There appears to be no prejudice to the defendant by proceeding with the trial on the contempt/harassment matters after the attempted murder trial.
Weighing the prejudices to the respective parties, it is clear that there is very little prejudice to the State in granting this motion to delay these three contempt/harassment trials and much prejudice to the defendant and the interest of Justice if it is denied given the facts of this case as those facts exist today. Therefore, the motion to delay the trial in these three 1 matters will be granted, subject, however, to the right of the prosecutor to move to schedule the contempt/harassment trial prior to the attempted murder trial if the circumstances change and if there is a shifting of prejudice that would cause the court to reach a different Conclusion after balancing of prejudices to the State, victim, and defendant.

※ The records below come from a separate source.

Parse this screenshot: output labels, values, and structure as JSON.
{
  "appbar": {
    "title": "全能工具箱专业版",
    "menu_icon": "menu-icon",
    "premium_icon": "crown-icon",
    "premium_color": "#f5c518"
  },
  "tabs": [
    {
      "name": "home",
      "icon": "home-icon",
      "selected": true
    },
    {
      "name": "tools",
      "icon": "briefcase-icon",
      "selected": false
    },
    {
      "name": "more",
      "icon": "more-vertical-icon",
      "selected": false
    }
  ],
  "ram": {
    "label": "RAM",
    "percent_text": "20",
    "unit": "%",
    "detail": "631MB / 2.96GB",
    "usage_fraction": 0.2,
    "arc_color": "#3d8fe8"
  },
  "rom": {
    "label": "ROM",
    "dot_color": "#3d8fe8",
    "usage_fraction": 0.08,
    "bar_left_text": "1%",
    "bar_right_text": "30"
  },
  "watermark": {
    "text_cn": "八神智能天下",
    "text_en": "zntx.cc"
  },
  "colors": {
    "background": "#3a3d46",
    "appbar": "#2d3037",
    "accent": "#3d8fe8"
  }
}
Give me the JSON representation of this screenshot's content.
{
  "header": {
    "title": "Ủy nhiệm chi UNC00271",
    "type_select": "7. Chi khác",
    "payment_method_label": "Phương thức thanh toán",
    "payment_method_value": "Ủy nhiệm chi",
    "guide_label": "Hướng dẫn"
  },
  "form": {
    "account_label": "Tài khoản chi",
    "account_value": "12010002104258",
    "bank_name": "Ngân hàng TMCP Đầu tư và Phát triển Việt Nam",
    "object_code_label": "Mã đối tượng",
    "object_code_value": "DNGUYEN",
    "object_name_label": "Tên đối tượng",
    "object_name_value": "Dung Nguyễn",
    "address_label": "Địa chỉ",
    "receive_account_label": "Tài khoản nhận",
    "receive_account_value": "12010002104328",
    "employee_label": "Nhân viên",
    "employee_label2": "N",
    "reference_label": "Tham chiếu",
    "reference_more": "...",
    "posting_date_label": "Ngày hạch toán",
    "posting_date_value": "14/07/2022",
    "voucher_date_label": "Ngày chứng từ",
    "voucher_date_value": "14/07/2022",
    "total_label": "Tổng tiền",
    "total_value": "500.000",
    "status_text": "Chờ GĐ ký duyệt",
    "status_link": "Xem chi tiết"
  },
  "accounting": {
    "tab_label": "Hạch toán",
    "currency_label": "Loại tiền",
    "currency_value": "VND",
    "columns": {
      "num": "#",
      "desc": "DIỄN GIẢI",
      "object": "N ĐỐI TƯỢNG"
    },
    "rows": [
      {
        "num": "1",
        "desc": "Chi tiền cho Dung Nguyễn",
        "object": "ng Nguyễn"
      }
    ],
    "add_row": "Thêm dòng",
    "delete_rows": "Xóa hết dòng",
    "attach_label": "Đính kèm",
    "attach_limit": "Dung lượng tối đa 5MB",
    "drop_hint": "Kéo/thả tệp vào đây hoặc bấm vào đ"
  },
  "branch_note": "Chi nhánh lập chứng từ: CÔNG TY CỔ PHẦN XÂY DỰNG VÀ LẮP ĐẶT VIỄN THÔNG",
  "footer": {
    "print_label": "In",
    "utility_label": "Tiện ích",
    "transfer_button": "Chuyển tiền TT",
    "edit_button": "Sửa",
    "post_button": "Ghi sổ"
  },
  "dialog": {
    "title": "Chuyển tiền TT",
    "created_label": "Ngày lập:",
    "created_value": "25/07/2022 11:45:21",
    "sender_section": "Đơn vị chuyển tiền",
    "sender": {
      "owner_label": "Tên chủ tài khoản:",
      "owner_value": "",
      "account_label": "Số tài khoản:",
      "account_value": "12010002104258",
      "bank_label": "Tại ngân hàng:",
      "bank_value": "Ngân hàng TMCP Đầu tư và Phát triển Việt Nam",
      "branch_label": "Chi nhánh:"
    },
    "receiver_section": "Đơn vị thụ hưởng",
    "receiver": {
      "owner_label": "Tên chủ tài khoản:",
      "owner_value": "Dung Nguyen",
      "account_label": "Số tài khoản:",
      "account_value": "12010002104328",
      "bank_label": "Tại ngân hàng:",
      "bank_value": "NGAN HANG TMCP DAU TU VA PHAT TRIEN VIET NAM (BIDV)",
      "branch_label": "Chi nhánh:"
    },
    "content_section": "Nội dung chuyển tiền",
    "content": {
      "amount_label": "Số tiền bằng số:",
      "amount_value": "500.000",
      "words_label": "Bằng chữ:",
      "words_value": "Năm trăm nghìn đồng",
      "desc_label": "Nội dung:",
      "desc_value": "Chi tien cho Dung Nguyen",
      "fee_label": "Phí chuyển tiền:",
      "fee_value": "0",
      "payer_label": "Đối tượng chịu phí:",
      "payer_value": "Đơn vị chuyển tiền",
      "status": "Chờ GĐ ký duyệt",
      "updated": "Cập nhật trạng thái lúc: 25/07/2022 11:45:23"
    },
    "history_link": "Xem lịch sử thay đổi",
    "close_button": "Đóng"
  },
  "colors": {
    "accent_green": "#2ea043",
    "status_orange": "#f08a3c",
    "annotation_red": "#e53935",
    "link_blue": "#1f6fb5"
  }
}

The court wishes to make clear that in the event that there are future acts of contempt by defendant Nelson against Ms. Booker, that this decision has no effect whatsoever with respect to whether those contempt matters will proceed to trial before the attempted murder trial. The facts of these three contempt/harassment cases are unusual because the essence of these three complaints are letters, which letters themselves are likely to be used as substantive evidence in the attempted murder trial. Future acts of domestic violence, if any, not dealing with evidence that would be used at the attempted murder trial present absolutely no impediment to prompt trial.